Shane Sigsbee - The Man with an 80-Player Staking Empire

By RTR Dennis

Shane Sigsbee Rake The Rake

Shane Sigsbee RakeTheRakeIf you're a poker player and you haven't heard of Shane Sigsbee, don't feel bad because you're not alone. Sigsbee has a respectable $417,130 in live tournament winnings, but he's never won a WSOP bracelet, WPT title or EPT championship. The former college golfer did win the 2008 HPT Chicago Main Event along with $206,273, but HPT champs don't usually become household names.

So why did the Wall Street Journal recently feature Sigsbee in a big poker piece? It's because he lays claim to one of the largest staking empires in the game today. According to the WSJ, Sigsbee now stakes 80 players around the world through his company, 'Imawhale.'

To know his poker beginnings, one would have a tough time envisioning Sigsbee as such a big part of the staking community today. He first picked poker up during long bus trips as a golfer for the University of Notre Dame. From here, he started playing online poker and eventually experienced success, although not enough to quit his job as a Chicago options trader. Then, in 2008, his world all changed.

He decided to enter the HPT Chicago tournament because it was nearby. What happened then was a run that he describes as being "in the right place at the right time." Encouraged by the $206k score and laid off from his day trading job, Sigsbee convinced his wife that they should travel the tournament circuit while she worked for online magazines. What ensued was a six-week stint in Colorado, trips to Florida, California, Fiji, New Zealand and Australia - the latter of which is where they decided to start staking other players.

By 2011, Sigsbee managed to collect $1 million from investors so that he could stake 35 players who were competing in various tournaments. Today, Sigsbee's staking business has grown to the aforementioned 80 players. And what's amazing is that he's only had one losing month in the last two years.

Such success when backing so many players is rare, as the WSJ pointed out. Poker superagent Brian Balsbaugh explains that some pros aren't as good at reading the ability of those they're staking as they are at figuring out opponents. "The best players and smartest guys in the game have all been hustled by staking players," he says. "The skill doesn't translate."

Daniel Negreanu is a perfect example of this. Two years ago, the famed pro invested $2 million in a large group of players at the WSOP. They collectively lost around $1 million of his money. Negreanu contends that some of the players weren't serious enough about the events, given that they weren't competing with their own money. Now, the 40-year-old has dramatically scaled back the staking he does, only backing two grinders.

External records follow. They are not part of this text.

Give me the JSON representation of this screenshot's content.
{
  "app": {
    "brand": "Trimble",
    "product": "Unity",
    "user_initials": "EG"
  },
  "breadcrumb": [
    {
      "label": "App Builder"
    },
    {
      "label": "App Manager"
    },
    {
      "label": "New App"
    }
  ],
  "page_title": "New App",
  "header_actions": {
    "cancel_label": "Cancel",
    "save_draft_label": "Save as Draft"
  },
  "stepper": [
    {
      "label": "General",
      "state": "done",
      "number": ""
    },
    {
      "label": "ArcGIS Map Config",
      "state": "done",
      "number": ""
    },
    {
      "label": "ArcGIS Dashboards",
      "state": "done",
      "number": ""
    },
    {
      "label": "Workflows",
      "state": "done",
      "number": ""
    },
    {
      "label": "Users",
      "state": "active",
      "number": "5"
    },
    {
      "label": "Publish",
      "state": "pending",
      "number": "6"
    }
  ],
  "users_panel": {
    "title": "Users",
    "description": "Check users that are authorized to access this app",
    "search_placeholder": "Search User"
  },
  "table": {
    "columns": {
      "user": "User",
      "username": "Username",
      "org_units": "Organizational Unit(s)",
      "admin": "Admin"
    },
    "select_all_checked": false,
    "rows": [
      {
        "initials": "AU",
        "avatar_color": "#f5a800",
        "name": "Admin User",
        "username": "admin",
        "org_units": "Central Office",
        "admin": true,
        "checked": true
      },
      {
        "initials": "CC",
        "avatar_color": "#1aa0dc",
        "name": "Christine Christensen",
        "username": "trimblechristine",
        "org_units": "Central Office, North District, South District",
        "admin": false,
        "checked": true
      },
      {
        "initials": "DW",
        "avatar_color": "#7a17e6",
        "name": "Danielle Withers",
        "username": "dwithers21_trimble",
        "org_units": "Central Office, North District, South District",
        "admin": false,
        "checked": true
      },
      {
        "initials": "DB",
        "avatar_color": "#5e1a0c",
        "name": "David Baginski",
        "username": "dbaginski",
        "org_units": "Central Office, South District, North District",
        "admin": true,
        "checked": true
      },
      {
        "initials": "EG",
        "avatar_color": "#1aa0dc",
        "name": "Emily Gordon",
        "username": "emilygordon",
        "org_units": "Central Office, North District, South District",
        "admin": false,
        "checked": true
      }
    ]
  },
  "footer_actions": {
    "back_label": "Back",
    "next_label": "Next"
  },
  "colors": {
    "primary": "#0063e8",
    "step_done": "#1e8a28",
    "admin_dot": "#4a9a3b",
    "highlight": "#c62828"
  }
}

Taking everything into account here, Sigsbee must have quite the talent for poker staking, a tribute to his earlier day-trading job. Managing a stable of 80 players and consistently showing profits, he's no doubt one of the more successful figures with regard to backing.